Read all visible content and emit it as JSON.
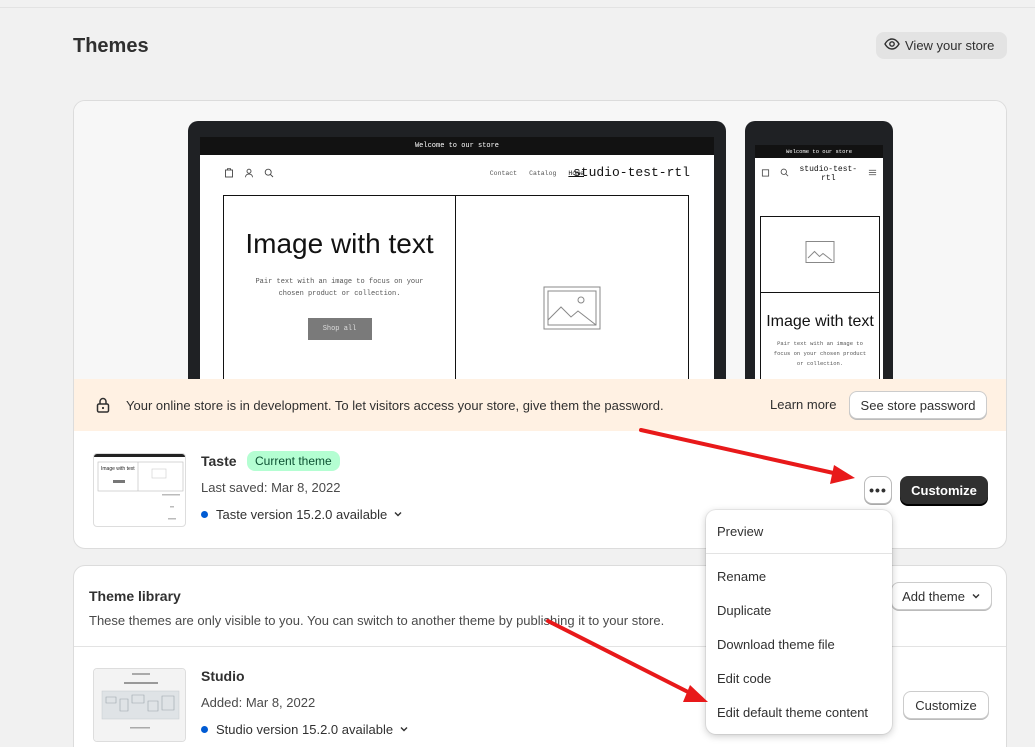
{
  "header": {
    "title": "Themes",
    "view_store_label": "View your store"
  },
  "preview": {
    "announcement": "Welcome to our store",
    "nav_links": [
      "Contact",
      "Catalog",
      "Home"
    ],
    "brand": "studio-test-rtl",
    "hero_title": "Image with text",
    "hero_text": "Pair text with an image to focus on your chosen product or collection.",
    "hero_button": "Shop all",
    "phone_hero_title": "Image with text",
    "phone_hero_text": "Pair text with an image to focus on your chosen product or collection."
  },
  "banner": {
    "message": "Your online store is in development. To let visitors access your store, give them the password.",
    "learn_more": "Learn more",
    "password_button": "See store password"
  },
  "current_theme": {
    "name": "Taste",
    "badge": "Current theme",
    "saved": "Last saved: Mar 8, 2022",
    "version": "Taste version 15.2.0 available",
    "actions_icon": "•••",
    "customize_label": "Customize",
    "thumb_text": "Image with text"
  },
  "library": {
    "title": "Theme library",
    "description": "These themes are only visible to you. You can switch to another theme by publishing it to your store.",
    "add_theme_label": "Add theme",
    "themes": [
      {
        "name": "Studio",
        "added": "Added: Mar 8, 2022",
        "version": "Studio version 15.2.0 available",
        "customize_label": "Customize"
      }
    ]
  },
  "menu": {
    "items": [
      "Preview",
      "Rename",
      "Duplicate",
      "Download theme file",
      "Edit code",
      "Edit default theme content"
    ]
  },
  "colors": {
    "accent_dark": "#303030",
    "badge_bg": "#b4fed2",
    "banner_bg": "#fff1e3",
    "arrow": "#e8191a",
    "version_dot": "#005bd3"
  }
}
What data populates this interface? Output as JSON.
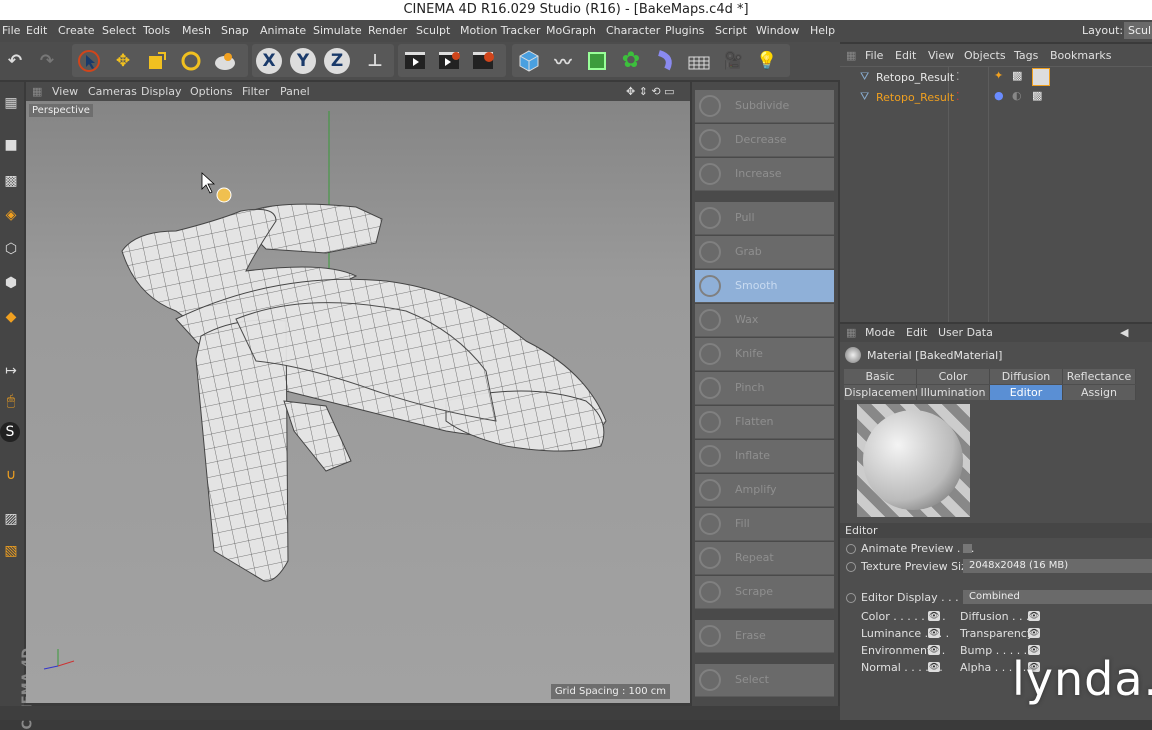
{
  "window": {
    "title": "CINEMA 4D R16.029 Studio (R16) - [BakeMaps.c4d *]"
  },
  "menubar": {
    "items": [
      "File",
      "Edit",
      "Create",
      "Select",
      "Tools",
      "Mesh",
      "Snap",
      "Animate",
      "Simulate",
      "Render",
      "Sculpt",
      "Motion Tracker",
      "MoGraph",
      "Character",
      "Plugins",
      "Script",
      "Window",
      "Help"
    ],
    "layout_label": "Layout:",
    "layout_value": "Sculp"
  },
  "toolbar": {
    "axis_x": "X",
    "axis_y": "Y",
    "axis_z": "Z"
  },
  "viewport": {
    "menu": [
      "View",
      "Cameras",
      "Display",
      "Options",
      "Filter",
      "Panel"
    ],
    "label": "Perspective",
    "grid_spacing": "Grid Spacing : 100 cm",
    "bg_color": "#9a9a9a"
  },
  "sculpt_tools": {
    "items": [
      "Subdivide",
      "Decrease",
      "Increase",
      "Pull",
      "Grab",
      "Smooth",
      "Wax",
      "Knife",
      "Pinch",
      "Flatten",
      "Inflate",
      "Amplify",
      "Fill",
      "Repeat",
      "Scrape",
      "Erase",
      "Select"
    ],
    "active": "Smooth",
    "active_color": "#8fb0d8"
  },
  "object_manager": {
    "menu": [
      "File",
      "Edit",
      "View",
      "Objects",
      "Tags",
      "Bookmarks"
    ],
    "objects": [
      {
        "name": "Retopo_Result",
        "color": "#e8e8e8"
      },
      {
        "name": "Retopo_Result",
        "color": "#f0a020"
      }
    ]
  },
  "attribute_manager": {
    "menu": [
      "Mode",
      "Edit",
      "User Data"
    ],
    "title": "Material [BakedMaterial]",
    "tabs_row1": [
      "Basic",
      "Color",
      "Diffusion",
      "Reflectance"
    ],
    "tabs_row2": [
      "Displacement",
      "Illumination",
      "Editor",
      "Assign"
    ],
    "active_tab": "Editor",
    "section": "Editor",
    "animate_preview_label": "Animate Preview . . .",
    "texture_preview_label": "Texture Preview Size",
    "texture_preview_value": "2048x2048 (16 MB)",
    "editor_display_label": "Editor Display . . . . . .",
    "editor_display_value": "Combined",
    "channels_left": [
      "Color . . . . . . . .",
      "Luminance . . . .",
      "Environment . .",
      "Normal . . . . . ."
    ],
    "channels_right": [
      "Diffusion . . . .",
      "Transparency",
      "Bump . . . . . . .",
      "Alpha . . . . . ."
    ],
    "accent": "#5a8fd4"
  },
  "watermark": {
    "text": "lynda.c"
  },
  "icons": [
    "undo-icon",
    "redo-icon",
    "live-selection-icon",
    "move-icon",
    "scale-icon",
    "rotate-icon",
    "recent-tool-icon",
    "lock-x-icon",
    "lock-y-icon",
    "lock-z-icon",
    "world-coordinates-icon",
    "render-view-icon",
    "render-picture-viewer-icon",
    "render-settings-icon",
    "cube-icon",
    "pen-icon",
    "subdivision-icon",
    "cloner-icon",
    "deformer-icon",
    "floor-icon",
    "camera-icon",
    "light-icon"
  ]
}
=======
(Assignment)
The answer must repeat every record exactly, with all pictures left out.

(Worked solution)
Read all visible content and emit it as JSON.
{
  "header": {
    "title": "Themes",
    "view_store_label": "View your store"
  },
  "preview": {
    "announcement": "Welcome to our store",
    "nav_links": [
      "Contact",
      "Catalog",
      "Home"
    ],
    "brand": "studio-test-rtl",
    "hero_title": "Image with text",
    "hero_text": "Pair text with an image to focus on your chosen product or collection.",
    "hero_button": "Shop all",
    "phone_hero_title": "Image with text",
    "phone_hero_text": "Pair text with an image to focus on your chosen product or collection."
  },
  "banner": {
    "message": "Your online store is in development. To let visitors access your store, give them the password.",
    "learn_more": "Learn more",
    "password_button": "See store password"
  },
  "current_theme": {
    "name": "Taste",
    "badge": "Current theme",
    "saved": "Last saved: Mar 8, 2022",
    "version": "Taste version 15.2.0 available",
    "actions_icon": "•••",
    "customize_label": "Customize",
    "thumb_text": "Image with text"
  },
  "library": {
    "title": "Theme library",
    "description": "These themes are only visible to you. You can switch to another theme by publishing it to your store.",
    "add_theme_label": "Add theme",
    "themes": [
      {
        "name": "Studio",
        "added": "Added: Mar 8, 2022",
        "version": "Studio version 15.2.0 available",
        "customize_label": "Customize"
      }
    ]
  },
  "menu": {
    "items": [
      "Preview",
      "Rename",
      "Duplicate",
      "Download theme file",
      "Edit code",
      "Edit default theme content"
    ]
  },
  "colors": {
    "accent_dark": "#303030",
    "badge_bg": "#b4fed2",
    "banner_bg": "#fff1e3",
    "arrow": "#e8191a",
    "version_dot": "#005bd3"
  }
}
What data populates this interface? Output as JSON.
{
  "window": {
    "title": "CINEMA 4D R16.029 Studio (R16) - [BakeMaps.c4d *]"
  },
  "menubar": {
    "items": [
      "File",
      "Edit",
      "Create",
      "Select",
      "Tools",
      "Mesh",
      "Snap",
      "Animate",
      "Simulate",
      "Render",
      "Sculpt",
      "Motion Tracker",
      "MoGraph",
      "Character",
      "Plugins",
      "Script",
      "Window",
      "Help"
    ],
    "layout_label": "Layout:",
    "layout_value": "Sculp"
  },
  "toolbar": {
    "axis_x": "X",
    "axis_y": "Y",
    "axis_z": "Z"
  },
  "viewport": {
    "menu": [
      "View",
      "Cameras",
      "Display",
      "Options",
      "Filter",
      "Panel"
    ],
    "label": "Perspective",
    "grid_spacing": "Grid Spacing : 100 cm",
    "bg_color": "#9a9a9a"
  },
  "sculpt_tools": {
    "items": [
      "Subdivide",
      "Decrease",
      "Increase",
      "Pull",
      "Grab",
      "Smooth",
      "Wax",
      "Knife",
      "Pinch",
      "Flatten",
      "Inflate",
      "Amplify",
      "Fill",
      "Repeat",
      "Scrape",
      "Erase",
      "Select"
    ],
    "active": "Smooth",
    "active_color": "#8fb0d8"
  },
  "object_manager": {
    "menu": [
      "File",
      "Edit",
      "View",
      "Objects",
      "Tags",
      "Bookmarks"
    ],
    "objects": [
      {
        "name": "Retopo_Result",
        "color": "#e8e8e8"
      },
      {
        "name": "Retopo_Result",
        "color": "#f0a020"
      }
    ]
  },
  "attribute_manager": {
    "menu": [
      "Mode",
      "Edit",
      "User Data"
    ],
    "title": "Material [BakedMaterial]",
    "tabs_row1": [
      "Basic",
      "Color",
      "Diffusion",
      "Reflectance"
    ],
    "tabs_row2": [
      "Displacement",
      "Illumination",
      "Editor",
      "Assign"
    ],
    "active_tab": "Editor",
    "section": "Editor",
    "animate_preview_label": "Animate Preview . . .",
    "texture_preview_label": "Texture Preview Size",
    "texture_preview_value": "2048x2048 (16 MB)",
    "editor_display_label": "Editor Display . . . . . .",
    "editor_display_value": "Combined",
    "channels_left": [
      "Color . . . . . . . .",
      "Luminance . . . .",
      "Environment . .",
      "Normal . . . . . ."
    ],
    "channels_right": [
      "Diffusion . . . .",
      "Transparency",
      "Bump . . . . . . .",
      "Alpha . . . . . ."
    ],
    "accent": "#5a8fd4"
  },
  "watermark": {
    "text": "lynda.c"
  },
  "icons": [
    "undo-icon",
    "redo-icon",
    "live-selection-icon",
    "move-icon",
    "scale-icon",
    "rotate-icon",
    "recent-tool-icon",
    "lock-x-icon",
    "lock-y-icon",
    "lock-z-icon",
    "world-coordinates-icon",
    "render-view-icon",
    "render-picture-viewer-icon",
    "render-settings-icon",
    "cube-icon",
    "pen-icon",
    "subdivision-icon",
    "cloner-icon",
    "deformer-icon",
    "floor-icon",
    "camera-icon",
    "light-icon"
  ]
}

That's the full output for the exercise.